▶ _THE PROBLEM_:
The answer should be each line of the records that contains the word "Bold"; please copy them all.
★ ★ ★ ★
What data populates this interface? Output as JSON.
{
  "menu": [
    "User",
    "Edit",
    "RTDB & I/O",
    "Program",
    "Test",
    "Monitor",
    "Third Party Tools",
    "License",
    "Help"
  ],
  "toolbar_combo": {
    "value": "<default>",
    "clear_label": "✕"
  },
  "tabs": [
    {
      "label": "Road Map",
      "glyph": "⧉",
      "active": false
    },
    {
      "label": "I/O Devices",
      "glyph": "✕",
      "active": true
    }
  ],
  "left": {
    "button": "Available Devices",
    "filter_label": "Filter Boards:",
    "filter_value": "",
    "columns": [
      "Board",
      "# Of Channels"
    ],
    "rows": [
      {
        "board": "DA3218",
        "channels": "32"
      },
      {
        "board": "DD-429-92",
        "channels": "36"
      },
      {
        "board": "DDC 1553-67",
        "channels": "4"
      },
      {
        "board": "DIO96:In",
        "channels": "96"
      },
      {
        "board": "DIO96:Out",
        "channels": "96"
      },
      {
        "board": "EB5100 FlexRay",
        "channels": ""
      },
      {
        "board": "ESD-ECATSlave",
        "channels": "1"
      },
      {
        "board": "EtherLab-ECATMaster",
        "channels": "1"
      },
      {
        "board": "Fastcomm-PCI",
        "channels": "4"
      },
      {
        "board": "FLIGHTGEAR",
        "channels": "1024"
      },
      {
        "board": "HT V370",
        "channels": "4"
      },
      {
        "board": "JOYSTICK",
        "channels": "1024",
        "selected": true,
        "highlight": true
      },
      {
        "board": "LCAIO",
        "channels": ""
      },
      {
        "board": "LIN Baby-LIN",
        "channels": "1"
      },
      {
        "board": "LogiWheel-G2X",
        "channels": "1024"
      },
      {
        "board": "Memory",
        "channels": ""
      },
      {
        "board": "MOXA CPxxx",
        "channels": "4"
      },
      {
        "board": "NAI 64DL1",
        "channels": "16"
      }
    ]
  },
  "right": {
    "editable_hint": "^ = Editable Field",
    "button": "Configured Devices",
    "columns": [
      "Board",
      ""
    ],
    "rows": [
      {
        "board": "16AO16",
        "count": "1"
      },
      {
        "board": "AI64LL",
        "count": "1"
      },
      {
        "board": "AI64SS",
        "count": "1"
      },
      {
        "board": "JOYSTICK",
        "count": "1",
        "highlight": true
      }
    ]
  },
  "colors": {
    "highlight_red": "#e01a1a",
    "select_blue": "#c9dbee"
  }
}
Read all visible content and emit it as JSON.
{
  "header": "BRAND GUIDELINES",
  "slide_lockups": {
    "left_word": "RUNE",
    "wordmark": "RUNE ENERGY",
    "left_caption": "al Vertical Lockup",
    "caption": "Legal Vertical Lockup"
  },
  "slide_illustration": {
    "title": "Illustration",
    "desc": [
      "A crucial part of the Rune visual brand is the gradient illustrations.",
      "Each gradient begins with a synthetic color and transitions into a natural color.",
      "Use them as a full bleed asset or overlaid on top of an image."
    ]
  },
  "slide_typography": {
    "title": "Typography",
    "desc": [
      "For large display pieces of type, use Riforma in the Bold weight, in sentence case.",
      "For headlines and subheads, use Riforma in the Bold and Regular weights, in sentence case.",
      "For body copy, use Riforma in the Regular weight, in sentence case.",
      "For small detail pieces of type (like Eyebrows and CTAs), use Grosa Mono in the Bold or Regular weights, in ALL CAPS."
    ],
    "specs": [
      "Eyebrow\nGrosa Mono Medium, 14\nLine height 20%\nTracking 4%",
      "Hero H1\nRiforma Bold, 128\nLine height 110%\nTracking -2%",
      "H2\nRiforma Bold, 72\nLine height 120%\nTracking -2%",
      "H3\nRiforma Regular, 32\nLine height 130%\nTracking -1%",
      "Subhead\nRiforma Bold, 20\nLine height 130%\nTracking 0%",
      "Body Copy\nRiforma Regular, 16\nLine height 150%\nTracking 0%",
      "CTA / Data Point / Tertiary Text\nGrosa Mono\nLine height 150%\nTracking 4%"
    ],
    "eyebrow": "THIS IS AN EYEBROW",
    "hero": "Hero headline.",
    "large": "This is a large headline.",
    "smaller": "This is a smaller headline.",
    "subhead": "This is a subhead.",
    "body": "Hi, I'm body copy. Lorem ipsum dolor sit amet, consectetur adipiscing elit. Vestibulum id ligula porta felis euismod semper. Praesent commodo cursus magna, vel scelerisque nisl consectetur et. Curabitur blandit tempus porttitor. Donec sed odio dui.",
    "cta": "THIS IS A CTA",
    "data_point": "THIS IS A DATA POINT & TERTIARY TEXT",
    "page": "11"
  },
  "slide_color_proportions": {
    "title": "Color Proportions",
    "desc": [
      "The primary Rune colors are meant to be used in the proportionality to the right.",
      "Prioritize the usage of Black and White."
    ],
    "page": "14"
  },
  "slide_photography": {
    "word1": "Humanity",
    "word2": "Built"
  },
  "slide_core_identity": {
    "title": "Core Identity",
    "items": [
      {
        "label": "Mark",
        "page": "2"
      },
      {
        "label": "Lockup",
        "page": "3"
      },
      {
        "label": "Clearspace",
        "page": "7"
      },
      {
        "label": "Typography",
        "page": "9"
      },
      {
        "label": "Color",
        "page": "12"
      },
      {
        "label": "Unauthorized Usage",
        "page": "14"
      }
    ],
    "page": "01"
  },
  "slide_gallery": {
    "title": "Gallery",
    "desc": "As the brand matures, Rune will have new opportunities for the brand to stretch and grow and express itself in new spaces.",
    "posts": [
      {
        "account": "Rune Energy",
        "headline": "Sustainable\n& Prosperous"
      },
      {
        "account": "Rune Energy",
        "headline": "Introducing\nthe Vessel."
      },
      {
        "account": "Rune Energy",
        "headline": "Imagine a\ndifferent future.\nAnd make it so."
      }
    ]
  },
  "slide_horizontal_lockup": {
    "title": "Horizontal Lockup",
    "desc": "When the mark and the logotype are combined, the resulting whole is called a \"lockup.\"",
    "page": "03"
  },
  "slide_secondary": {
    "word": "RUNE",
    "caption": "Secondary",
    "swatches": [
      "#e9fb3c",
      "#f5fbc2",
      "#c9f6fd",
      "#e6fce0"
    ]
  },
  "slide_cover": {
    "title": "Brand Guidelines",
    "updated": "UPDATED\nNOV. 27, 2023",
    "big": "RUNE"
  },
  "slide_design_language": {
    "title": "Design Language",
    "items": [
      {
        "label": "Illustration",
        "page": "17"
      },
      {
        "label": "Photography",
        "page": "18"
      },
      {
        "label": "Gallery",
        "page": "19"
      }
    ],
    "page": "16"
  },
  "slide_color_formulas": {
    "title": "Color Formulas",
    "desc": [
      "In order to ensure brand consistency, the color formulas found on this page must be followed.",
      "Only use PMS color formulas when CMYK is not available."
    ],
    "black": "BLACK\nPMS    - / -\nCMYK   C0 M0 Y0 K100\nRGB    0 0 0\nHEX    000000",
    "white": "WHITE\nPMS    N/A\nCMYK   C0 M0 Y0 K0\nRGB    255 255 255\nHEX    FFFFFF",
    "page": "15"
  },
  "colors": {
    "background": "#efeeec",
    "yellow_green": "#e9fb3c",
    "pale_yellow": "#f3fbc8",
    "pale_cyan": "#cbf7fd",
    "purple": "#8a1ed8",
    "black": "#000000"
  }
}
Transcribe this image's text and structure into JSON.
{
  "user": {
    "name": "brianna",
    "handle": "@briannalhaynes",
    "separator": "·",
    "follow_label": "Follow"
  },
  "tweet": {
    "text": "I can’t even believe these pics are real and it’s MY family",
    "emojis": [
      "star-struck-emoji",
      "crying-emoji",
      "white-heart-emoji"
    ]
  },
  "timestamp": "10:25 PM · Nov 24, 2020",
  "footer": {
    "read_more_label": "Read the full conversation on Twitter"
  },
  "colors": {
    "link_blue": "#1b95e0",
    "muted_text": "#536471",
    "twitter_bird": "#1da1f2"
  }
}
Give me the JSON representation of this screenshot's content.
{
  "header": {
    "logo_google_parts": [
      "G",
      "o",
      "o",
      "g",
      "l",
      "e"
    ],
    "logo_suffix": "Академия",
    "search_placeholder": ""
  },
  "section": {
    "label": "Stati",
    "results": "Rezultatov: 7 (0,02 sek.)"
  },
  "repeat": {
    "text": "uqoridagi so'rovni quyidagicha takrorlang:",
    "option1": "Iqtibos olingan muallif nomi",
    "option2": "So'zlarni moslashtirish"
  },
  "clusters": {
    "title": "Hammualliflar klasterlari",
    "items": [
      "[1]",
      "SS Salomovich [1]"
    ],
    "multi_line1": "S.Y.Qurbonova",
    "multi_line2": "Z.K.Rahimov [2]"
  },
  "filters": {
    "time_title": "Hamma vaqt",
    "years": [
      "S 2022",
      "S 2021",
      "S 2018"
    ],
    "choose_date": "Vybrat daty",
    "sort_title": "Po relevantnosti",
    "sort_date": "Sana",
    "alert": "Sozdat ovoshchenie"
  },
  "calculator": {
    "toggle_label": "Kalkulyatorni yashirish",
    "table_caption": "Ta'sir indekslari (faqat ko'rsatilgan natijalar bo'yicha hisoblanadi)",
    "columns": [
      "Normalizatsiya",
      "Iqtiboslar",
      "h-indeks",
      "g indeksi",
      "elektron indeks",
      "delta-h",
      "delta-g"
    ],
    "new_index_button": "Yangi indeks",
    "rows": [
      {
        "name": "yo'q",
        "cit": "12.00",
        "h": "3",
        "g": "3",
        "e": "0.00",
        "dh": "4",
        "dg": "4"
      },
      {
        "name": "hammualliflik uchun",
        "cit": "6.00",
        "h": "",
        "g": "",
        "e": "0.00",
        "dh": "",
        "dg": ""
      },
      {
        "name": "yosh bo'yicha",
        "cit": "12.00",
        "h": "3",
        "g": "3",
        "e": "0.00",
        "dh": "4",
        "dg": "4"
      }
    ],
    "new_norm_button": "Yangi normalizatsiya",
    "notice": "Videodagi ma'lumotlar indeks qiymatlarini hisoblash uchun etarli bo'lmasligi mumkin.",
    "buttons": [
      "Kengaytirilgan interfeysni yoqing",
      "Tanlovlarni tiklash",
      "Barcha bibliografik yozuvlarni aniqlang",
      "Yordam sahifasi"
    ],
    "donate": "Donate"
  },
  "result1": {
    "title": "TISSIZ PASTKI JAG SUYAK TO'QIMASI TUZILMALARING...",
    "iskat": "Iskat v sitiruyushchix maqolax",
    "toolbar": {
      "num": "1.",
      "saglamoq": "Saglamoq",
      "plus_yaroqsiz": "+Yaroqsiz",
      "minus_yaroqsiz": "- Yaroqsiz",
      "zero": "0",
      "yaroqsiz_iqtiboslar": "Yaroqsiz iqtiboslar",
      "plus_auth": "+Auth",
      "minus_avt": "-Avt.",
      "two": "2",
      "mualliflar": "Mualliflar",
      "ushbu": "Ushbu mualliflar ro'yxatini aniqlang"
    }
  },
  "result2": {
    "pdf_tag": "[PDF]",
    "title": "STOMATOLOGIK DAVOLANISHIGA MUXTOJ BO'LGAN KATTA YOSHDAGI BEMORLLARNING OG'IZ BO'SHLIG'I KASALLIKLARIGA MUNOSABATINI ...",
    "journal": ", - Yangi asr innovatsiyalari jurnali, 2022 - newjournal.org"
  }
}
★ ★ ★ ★
▶ _COMPLETED EXERCISE_:
      "For large display pieces of type, use Riforma in the Bold weight, in sentence case.",
      "For headlines and subheads, use Riforma in the Bold and Regular weights, in sentence case.",
      "For small detail pieces of type (like Eyebrows and CTAs), use Grosa Mono in the Bold or Regular weights, in ALL CAPS."
      "Hero H1\nRiforma Bold, 128\nLine height 110%\nTracking -2%",
      "H2\nRiforma Bold, 72\nLine height 120%\nTracking -2%",
      "Subhead\nRiforma Bold, 20\nLine height 130%\nTracking 0%",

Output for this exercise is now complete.